▶ The problem
The answer is the set of lines that include "image", copied from the data below.

▶ Input records

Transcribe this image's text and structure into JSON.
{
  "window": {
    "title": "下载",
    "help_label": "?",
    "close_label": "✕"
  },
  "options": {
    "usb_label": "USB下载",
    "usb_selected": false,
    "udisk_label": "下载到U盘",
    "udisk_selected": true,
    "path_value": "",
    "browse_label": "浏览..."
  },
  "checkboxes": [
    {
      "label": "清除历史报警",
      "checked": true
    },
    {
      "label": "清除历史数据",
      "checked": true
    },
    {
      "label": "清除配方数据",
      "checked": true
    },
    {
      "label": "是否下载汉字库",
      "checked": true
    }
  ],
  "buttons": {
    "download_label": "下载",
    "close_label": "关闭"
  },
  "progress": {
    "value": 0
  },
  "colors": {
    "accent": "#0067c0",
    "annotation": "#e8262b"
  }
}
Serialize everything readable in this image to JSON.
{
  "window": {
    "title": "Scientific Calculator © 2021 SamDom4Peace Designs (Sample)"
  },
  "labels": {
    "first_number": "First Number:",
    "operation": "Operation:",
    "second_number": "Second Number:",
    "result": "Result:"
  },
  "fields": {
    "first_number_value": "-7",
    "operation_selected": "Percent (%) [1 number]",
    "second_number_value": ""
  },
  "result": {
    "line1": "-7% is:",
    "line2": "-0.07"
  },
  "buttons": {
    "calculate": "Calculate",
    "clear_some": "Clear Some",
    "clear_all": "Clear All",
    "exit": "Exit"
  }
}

▶ Response area
Transcribe this image's text and structure into JSON.
Serialize everything readable in this image to JSON.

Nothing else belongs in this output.